Source information section start

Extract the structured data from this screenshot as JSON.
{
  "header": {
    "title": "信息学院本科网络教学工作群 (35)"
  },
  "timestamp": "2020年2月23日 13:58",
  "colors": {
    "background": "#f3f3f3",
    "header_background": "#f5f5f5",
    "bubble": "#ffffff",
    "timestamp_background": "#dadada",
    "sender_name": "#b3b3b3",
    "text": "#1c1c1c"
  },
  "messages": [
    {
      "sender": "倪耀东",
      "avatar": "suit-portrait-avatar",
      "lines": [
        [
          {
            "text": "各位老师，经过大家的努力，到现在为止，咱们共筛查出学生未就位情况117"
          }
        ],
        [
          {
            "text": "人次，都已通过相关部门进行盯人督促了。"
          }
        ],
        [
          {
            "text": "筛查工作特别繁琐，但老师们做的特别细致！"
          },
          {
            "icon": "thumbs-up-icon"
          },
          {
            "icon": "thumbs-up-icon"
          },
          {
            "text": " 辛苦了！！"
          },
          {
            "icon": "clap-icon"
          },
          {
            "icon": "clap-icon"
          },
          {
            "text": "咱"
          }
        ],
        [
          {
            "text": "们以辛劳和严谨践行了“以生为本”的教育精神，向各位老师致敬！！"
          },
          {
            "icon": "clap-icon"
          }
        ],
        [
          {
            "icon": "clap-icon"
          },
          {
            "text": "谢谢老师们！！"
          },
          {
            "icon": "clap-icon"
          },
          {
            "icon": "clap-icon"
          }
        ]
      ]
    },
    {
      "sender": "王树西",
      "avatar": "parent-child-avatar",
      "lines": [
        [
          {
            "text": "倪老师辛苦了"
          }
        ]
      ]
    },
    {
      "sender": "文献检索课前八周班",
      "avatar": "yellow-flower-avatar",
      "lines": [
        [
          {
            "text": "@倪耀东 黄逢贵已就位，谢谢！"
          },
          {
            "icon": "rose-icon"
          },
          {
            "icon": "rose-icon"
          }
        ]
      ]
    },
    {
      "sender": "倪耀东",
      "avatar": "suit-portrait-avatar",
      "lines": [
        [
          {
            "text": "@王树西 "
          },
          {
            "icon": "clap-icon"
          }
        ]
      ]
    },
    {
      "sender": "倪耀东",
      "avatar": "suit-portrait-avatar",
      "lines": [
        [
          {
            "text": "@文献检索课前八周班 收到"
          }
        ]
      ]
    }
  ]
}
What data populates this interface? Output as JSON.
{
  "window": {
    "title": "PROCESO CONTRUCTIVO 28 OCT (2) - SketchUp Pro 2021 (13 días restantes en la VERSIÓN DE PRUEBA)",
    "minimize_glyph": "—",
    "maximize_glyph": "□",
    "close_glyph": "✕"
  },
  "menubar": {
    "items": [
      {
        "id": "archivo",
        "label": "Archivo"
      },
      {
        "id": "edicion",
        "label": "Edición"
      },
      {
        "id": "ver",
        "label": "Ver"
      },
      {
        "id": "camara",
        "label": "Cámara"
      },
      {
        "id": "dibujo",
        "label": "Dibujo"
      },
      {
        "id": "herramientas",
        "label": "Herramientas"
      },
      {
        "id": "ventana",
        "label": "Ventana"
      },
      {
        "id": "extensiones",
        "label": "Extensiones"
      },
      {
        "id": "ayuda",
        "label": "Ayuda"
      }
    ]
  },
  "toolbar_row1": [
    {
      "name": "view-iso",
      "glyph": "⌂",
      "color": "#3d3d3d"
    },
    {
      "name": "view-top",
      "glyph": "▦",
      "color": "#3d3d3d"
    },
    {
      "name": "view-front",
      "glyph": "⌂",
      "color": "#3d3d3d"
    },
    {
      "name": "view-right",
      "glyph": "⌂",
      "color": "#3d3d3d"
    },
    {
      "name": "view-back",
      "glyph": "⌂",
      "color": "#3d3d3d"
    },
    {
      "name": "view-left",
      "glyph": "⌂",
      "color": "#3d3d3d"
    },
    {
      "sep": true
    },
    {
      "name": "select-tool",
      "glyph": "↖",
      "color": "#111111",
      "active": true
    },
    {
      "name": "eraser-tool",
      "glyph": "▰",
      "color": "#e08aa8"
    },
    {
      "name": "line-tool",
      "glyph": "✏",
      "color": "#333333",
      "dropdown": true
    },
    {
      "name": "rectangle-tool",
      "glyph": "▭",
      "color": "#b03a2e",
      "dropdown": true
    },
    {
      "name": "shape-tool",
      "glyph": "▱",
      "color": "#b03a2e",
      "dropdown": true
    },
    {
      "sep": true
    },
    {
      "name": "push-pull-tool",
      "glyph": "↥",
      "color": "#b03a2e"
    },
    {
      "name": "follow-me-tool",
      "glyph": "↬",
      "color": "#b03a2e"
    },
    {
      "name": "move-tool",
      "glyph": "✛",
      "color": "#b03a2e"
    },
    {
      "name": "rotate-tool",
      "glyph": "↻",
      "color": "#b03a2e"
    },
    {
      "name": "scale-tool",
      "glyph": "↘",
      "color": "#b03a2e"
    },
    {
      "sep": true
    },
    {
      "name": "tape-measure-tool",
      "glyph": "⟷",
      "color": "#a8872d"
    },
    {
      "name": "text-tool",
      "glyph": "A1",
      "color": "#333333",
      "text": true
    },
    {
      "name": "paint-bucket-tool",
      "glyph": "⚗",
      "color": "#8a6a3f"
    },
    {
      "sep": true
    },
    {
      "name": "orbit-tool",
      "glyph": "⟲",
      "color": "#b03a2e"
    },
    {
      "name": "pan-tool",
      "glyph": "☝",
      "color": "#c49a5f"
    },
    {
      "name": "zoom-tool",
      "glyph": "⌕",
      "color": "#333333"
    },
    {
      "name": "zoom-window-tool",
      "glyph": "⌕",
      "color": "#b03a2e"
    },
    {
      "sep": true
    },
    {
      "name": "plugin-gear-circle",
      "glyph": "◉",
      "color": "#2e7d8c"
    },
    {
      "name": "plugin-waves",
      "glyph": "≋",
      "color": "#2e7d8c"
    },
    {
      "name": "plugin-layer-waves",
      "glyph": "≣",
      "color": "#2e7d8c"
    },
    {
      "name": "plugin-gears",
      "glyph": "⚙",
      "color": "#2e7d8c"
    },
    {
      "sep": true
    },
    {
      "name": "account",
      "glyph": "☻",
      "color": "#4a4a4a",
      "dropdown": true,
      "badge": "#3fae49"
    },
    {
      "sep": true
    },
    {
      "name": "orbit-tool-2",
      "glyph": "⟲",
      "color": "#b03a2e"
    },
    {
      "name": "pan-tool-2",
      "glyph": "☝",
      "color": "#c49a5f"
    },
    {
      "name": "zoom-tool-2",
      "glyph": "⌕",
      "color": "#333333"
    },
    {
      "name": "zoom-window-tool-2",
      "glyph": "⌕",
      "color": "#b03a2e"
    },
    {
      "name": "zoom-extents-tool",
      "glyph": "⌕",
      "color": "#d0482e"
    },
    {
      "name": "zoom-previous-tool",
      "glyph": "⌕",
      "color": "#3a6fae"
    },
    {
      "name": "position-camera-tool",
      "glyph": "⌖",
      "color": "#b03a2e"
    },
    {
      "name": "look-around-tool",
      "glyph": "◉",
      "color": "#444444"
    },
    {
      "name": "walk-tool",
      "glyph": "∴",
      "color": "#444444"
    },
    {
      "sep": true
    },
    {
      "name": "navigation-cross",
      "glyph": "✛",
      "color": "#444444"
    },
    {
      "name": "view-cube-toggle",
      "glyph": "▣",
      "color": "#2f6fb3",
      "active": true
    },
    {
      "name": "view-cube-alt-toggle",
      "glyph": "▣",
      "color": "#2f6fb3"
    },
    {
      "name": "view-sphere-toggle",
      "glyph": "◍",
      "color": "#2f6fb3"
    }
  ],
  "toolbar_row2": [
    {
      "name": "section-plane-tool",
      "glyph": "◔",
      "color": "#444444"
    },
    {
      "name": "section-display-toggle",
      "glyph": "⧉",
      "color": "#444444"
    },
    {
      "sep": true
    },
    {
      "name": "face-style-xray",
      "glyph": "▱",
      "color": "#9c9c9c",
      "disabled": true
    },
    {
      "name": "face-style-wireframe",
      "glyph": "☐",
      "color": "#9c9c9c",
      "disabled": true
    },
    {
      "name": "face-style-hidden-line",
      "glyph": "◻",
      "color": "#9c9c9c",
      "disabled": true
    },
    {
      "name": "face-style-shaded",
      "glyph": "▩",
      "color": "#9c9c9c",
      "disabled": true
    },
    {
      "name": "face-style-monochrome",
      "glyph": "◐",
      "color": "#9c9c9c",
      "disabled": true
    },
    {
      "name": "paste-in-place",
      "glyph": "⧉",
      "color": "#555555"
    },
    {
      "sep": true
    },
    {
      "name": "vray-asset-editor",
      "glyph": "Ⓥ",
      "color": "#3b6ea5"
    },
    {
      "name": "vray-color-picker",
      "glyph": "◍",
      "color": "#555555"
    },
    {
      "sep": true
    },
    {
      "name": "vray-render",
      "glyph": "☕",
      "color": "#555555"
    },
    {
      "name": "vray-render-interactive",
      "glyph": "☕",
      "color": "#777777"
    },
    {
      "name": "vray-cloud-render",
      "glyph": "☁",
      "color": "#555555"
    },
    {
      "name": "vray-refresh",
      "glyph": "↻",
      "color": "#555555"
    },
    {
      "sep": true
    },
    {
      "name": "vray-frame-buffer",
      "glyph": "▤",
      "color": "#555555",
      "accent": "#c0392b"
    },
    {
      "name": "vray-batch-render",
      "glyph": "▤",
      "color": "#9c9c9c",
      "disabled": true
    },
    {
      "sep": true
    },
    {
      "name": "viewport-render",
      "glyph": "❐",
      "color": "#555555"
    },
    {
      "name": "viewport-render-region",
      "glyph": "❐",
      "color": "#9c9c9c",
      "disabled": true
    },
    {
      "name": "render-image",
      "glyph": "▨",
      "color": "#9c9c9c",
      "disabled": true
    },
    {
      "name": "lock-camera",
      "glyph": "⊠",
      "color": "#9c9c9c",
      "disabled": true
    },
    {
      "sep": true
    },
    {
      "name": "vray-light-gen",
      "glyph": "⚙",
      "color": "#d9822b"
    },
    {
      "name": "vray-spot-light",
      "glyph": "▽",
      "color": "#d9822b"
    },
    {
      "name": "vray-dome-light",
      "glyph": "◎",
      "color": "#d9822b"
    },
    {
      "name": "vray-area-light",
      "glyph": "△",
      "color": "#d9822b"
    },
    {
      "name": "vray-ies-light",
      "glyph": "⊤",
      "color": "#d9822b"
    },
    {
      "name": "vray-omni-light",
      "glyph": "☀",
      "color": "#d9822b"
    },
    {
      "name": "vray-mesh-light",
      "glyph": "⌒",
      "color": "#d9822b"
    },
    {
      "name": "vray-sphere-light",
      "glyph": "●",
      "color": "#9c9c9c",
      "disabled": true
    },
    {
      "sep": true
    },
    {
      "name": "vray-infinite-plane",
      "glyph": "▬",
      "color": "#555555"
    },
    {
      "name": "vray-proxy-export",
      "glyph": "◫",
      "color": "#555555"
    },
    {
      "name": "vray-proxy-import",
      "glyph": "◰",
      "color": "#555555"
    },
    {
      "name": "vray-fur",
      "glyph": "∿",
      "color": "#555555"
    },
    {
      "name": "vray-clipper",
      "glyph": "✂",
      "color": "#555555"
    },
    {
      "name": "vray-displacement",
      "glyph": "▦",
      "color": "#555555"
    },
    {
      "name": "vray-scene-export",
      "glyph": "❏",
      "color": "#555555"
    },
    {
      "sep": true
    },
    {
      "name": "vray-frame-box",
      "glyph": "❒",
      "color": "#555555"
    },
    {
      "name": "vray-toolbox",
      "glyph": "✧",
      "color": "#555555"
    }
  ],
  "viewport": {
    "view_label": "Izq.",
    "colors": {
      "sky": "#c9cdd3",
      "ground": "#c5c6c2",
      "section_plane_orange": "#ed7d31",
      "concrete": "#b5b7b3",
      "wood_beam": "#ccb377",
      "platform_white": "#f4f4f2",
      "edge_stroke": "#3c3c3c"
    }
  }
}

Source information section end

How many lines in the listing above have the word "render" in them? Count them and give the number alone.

▶ _Solution to this task_
7